▶ [TASK INPUTS]
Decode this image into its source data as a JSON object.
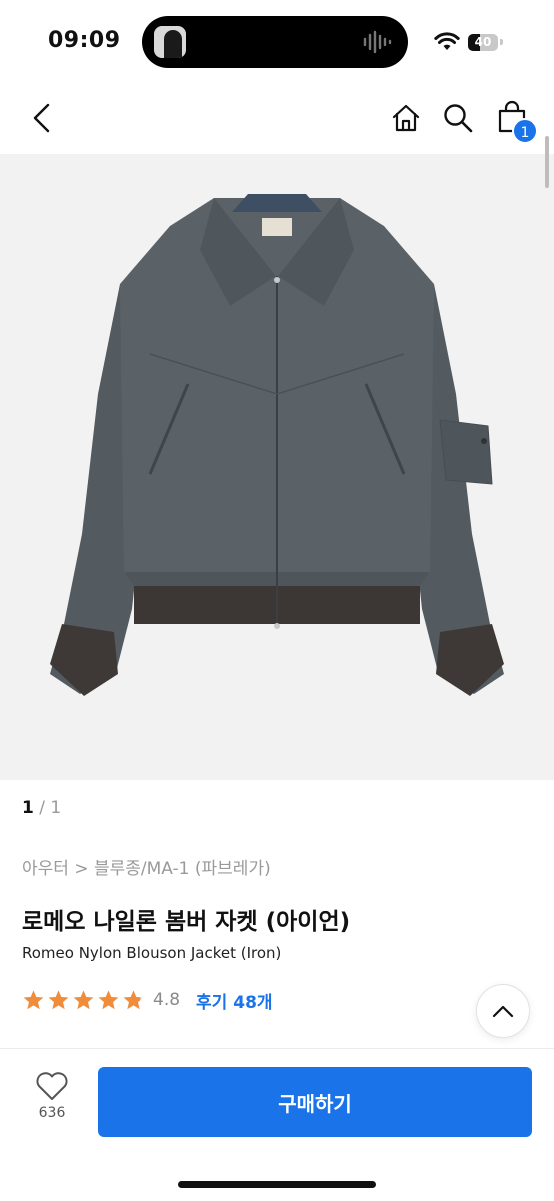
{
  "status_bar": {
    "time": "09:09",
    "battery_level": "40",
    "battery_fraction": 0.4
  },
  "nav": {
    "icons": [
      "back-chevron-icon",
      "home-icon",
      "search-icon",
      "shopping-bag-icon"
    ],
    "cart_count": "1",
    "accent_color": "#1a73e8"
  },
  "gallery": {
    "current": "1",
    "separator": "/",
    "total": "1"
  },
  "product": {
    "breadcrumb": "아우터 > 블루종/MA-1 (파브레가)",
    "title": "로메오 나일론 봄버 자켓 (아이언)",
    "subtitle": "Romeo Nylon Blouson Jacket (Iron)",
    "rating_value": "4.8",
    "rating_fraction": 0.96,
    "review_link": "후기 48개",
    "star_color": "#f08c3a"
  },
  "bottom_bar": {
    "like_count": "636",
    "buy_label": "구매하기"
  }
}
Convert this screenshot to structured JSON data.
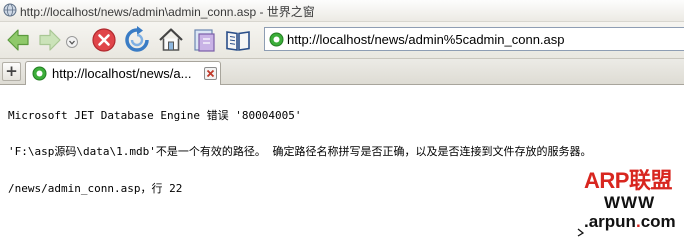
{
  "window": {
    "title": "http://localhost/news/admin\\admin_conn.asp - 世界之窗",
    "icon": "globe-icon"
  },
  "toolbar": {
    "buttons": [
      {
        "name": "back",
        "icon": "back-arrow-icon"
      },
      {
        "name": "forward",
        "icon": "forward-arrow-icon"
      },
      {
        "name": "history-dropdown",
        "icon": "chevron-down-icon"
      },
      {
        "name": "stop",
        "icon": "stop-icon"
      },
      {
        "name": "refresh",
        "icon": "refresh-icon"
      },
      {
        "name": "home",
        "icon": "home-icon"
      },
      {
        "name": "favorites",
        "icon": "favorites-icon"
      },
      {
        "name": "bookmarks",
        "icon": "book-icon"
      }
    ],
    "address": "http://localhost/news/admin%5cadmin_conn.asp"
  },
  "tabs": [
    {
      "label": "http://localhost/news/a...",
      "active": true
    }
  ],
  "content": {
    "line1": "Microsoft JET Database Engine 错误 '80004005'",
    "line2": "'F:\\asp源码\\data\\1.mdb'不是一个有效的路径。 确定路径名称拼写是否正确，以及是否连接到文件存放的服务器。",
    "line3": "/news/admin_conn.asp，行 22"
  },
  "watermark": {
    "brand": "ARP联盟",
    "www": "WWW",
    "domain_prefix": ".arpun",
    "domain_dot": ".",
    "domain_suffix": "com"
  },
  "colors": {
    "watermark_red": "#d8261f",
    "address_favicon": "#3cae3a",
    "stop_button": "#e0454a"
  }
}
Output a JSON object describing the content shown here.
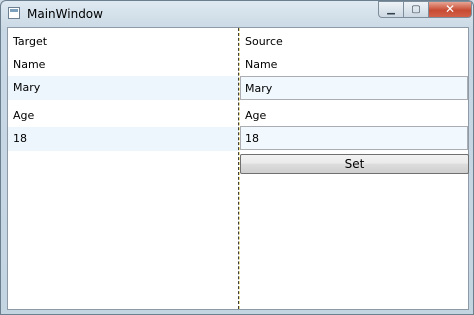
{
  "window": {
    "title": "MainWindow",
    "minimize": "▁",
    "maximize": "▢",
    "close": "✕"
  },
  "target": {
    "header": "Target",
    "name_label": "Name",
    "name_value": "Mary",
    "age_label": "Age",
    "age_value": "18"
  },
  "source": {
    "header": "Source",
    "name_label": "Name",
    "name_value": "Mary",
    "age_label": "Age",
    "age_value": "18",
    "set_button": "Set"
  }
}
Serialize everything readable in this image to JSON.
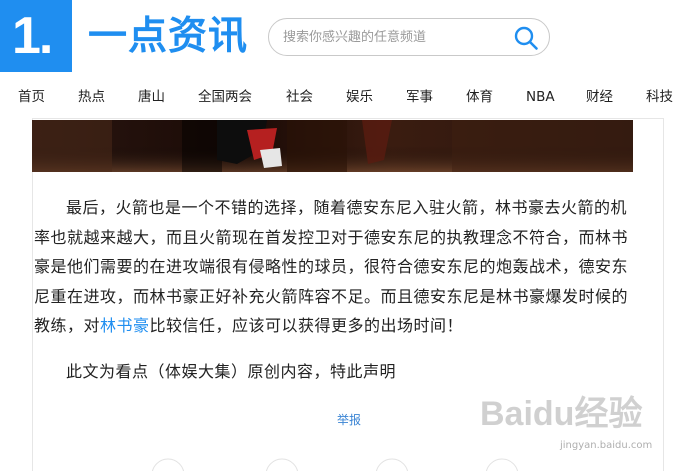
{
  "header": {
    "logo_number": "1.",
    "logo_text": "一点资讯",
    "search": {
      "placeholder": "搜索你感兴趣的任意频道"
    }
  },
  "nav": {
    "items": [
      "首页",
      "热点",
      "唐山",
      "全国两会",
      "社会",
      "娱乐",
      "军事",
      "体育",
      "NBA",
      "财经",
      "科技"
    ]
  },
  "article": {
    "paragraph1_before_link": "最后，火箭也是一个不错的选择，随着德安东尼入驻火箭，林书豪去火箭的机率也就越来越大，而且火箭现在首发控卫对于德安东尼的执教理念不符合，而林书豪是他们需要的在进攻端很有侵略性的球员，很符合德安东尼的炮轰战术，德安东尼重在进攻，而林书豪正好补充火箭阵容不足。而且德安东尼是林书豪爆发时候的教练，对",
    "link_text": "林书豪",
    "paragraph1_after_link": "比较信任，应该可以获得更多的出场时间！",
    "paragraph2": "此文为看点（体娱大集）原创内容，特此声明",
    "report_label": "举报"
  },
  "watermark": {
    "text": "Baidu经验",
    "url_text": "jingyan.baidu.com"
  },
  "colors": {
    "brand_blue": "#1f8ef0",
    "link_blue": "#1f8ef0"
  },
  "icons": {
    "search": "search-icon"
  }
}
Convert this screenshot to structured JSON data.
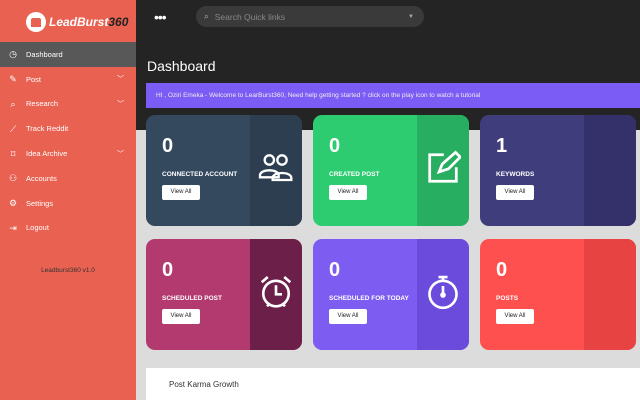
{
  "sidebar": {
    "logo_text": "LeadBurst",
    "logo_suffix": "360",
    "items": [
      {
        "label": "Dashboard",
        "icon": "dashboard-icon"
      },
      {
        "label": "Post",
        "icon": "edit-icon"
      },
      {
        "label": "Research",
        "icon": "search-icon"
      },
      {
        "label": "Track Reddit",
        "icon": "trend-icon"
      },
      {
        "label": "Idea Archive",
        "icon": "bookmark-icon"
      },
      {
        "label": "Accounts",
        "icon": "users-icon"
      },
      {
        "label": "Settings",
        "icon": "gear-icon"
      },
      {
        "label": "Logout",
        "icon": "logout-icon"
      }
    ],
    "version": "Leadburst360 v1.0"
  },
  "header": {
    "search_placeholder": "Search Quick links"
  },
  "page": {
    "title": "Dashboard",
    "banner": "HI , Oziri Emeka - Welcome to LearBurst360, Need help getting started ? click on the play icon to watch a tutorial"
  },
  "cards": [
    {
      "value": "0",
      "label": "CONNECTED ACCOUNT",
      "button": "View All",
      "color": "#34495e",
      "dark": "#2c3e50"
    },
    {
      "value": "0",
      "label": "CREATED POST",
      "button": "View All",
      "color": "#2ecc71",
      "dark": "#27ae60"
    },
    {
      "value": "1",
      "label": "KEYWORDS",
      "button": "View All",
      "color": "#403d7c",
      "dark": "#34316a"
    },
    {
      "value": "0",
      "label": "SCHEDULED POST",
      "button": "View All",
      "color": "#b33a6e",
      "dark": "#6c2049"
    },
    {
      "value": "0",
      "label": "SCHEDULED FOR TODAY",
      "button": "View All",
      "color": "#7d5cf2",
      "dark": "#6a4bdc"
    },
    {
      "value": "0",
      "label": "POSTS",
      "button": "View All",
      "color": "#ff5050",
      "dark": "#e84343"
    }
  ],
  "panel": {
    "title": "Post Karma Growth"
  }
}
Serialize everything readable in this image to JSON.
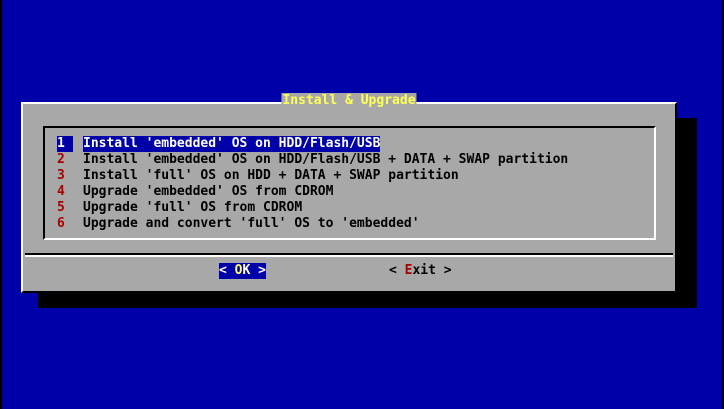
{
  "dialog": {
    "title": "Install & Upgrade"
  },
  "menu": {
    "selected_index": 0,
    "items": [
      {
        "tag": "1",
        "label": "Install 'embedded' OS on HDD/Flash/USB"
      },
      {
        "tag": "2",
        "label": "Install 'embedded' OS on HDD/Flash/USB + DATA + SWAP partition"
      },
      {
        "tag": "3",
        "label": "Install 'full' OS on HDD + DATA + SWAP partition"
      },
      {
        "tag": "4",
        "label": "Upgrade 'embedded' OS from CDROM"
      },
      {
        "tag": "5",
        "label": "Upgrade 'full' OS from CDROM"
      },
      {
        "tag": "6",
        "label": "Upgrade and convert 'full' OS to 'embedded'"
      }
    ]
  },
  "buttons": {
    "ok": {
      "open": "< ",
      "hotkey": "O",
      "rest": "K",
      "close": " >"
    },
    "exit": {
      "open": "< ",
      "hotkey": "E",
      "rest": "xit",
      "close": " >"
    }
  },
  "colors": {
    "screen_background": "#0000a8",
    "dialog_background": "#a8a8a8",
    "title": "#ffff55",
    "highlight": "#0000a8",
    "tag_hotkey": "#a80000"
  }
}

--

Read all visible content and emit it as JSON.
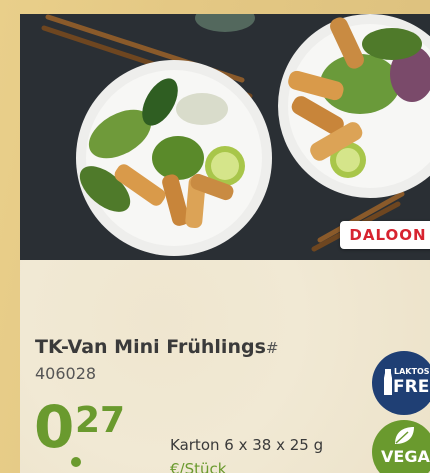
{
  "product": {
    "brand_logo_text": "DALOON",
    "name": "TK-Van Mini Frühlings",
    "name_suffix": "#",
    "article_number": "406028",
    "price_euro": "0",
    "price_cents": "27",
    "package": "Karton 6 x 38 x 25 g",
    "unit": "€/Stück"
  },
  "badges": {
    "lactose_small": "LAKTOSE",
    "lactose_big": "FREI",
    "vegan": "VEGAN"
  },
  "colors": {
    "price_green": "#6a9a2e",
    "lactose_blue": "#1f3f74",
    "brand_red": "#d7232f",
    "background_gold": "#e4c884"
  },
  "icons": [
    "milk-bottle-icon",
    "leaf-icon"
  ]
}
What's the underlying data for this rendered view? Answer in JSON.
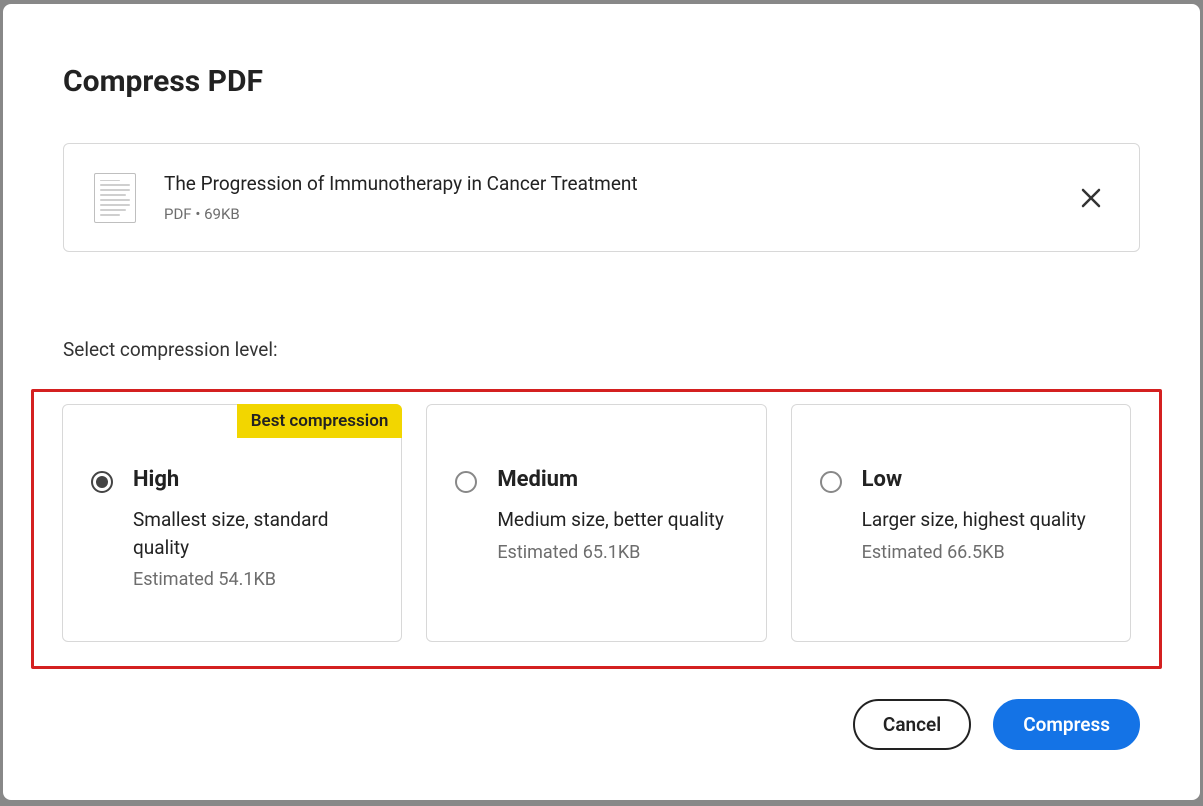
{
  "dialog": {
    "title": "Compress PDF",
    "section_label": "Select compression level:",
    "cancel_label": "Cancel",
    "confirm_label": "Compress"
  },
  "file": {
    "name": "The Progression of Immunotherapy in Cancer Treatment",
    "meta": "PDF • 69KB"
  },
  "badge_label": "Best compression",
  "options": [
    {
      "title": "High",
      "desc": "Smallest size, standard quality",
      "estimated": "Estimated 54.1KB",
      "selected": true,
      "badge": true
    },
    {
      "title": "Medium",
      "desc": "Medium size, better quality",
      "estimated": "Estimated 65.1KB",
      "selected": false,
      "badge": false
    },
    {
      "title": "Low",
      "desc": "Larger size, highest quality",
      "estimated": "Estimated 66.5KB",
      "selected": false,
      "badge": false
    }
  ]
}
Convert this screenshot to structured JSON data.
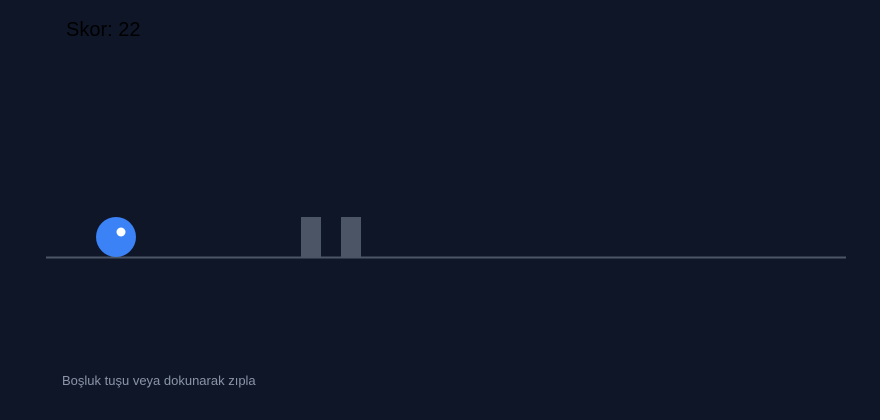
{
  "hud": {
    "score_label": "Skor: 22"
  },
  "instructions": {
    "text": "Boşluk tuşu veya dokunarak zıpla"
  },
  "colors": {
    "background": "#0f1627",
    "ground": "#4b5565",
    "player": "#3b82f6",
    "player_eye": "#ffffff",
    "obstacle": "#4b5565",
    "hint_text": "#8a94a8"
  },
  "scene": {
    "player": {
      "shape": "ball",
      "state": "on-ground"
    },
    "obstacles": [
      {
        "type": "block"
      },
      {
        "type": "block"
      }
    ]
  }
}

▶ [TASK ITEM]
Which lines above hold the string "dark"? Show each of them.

▶ [WRITTEN ANSWER]
      "dark": "#2c3e50"
      "dark": "#27ae60"
      "dark": "#34316a"
      "dark": "#6c2049"
      "dark": "#6a4bdc"
      "dark": "#e84343"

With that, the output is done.